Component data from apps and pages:

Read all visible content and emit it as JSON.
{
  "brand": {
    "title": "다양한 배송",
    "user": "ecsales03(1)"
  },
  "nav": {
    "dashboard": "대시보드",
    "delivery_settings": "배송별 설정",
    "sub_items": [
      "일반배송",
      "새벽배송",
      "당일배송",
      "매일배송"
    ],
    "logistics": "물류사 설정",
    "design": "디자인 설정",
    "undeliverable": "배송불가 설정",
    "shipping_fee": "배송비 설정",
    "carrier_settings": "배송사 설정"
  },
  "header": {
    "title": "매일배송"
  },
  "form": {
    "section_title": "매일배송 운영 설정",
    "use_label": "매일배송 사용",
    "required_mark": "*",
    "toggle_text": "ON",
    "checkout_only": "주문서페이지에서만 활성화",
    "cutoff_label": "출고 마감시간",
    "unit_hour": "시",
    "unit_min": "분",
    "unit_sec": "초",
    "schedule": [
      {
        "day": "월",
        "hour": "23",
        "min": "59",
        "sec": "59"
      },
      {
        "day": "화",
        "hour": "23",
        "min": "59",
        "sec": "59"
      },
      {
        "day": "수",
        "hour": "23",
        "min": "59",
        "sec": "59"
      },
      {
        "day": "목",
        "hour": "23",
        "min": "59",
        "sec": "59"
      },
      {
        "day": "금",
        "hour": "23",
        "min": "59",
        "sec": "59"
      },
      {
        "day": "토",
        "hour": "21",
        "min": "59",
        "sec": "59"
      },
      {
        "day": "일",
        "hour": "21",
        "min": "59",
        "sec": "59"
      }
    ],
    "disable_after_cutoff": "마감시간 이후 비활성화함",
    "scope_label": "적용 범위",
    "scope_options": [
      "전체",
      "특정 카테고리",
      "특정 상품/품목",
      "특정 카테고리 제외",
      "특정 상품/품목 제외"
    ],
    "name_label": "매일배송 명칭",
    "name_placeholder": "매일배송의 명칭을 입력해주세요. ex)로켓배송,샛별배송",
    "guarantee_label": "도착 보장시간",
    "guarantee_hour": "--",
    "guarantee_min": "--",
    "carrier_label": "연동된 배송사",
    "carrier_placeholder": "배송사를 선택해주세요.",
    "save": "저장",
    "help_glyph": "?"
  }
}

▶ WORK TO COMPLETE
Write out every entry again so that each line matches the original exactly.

▶ RESPONSE TO THIS EXERCISE
Read all visible content and emit it as JSON.
{
  "brand": {
    "title": "다양한 배송",
    "user": "ecsales03(1)"
  },
  "nav": {
    "dashboard": "대시보드",
    "delivery_settings": "배송별 설정",
    "sub_items": [
      "일반배송",
      "새벽배송",
      "당일배송",
      "매일배송"
    ],
    "logistics": "물류사 설정",
    "design": "디자인 설정",
    "undeliverable": "배송불가 설정",
    "shipping_fee": "배송비 설정",
    "carrier_settings": "배송사 설정"
  },
  "header": {
    "title": "매일배송"
  },
  "form": {
    "section_title": "매일배송 운영 설정",
    "use_label": "매일배송 사용",
    "required_mark": "*",
    "toggle_text": "ON",
    "checkout_only": "주문서페이지에서만 활성화",
    "cutoff_label": "출고 마감시간",
    "unit_hour": "시",
    "unit_min": "분",
    "unit_sec": "초",
    "schedule": [
      {
        "day": "월",
        "hour": "23",
        "min": "59",
        "sec": "59"
      },
      {
        "day": "화",
        "hour": "23",
        "min": "59",
        "sec": "59"
      },
      {
        "day": "수",
        "hour": "23",
        "min": "59",
        "sec": "59"
      },
      {
        "day": "목",
        "hour": "23",
        "min": "59",
        "sec": "59"
      },
      {
        "day": "금",
        "hour": "23",
        "min": "59",
        "sec": "59"
      },
      {
        "day": "토",
        "hour": "21",
        "min": "59",
        "sec": "59"
      },
      {
        "day": "일",
        "hour": "21",
        "min": "59",
        "sec": "59"
      }
    ],
    "disable_after_cutoff": "마감시간 이후 비활성화함",
    "scope_label": "적용 범위",
    "scope_options": [
      "전체",
      "특정 카테고리",
      "특정 상품/품목",
      "특정 카테고리 제외",
      "특정 상품/품목 제외"
    ],
    "name_label": "매일배송 명칭",
    "name_placeholder": "매일배송의 명칭을 입력해주세요. ex)로켓배송,샛별배송",
    "guarantee_label": "도착 보장시간",
    "guarantee_hour": "--",
    "guarantee_min": "--",
    "carrier_label": "연동된 배송사",
    "carrier_placeholder": "배송사를 선택해주세요.",
    "save": "저장",
    "help_glyph": "?"
  }
}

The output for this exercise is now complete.